Lesson 4) Don’t stress out your spouse!

I learned quickly that my husband would feed off my stress and that takes some of the fun out of the process.  Your spouse is also on your side.  And, just like being pregnant caused waves of anxiety in each of us (usually at different times – thank God!), the home-buying process is the same. One day it will hit home how LONG you are committing to being in this place.  Later you realize how BROKE you will be for…well…forever! But, the reasons for wanting our own nest far exceed the scary side (room for a garden! a garage! a family!).  And ultimately, we will learn a LOT in the process and have an amazing time…..gardening, painting, decorating, hanging out, having visitors, hosting parties, investing our money, and expanding our family in our very own NEST.

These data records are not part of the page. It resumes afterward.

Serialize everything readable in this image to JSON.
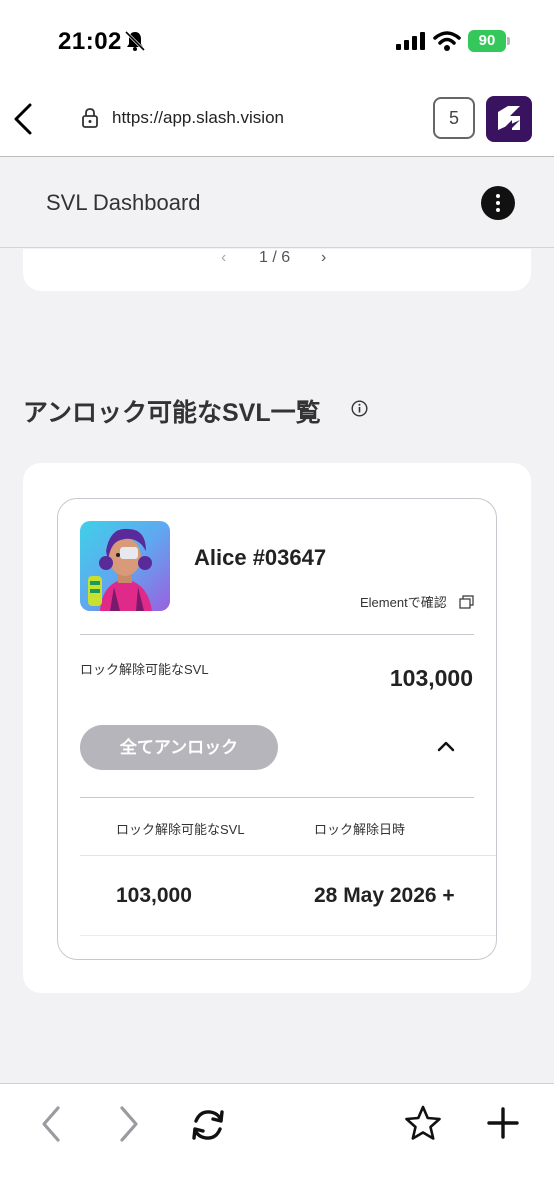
{
  "status_bar": {
    "time": "21:02",
    "battery": "90"
  },
  "browser": {
    "url": "https://app.slash.vision",
    "tab_count": "5"
  },
  "page": {
    "title": "SVL Dashboard"
  },
  "pager": {
    "prev": "‹",
    "text": "1 / 6",
    "next": "›"
  },
  "section": {
    "heading": "アンロック可能なSVL一覧"
  },
  "nft": {
    "name": "Alice #03647",
    "element_link": "Elementで確認",
    "unlockable_label": "ロック解除可能なSVL",
    "unlockable_value": "103,000",
    "unlock_all_button": "全てアンロック",
    "table": {
      "headers": [
        "ロック解除可能なSVL",
        "ロック解除日時"
      ],
      "rows": [
        [
          "103,000",
          "28 May 2026 +"
        ]
      ]
    }
  },
  "colors": {
    "brand": "#3a1360",
    "battery": "#34c759",
    "button_disabled": "#b5b5bb"
  }
}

Now, off to gather twigs and branches to build that nest.


Time to plant those strawberries!

February in SoCal  – Garden time!


I’m already behind in my grandiose garden plans for this year, but I WILL NOT miss out again on delicious, garden fresh strawberries.  It’s the perfect time to plant them (in the Inland Empire) while it’s still somewhat cool (low 70s).  I realize the rest of the planet seems to be under piles of snow – but I will enjoy my temperate climate knowing I put in my years in snow-laden locals.


Here’s a quick trick to planting and adding weed control in one go – lay out your bags of top soil, cut some holes in the top, flip the bag over and cut off the top, leaving the plastic bottom and sides of the bag to plant your strawberries in.  Form rows for your plants in the bagged soil and in they go.  Voila!  Weed guard is established under your plants, drainage holes are there for water, and a little spreading of the soil covers any hint of the plastic underneath.  Done in 15 min. tops.

I’m dreaming of jam and pies already.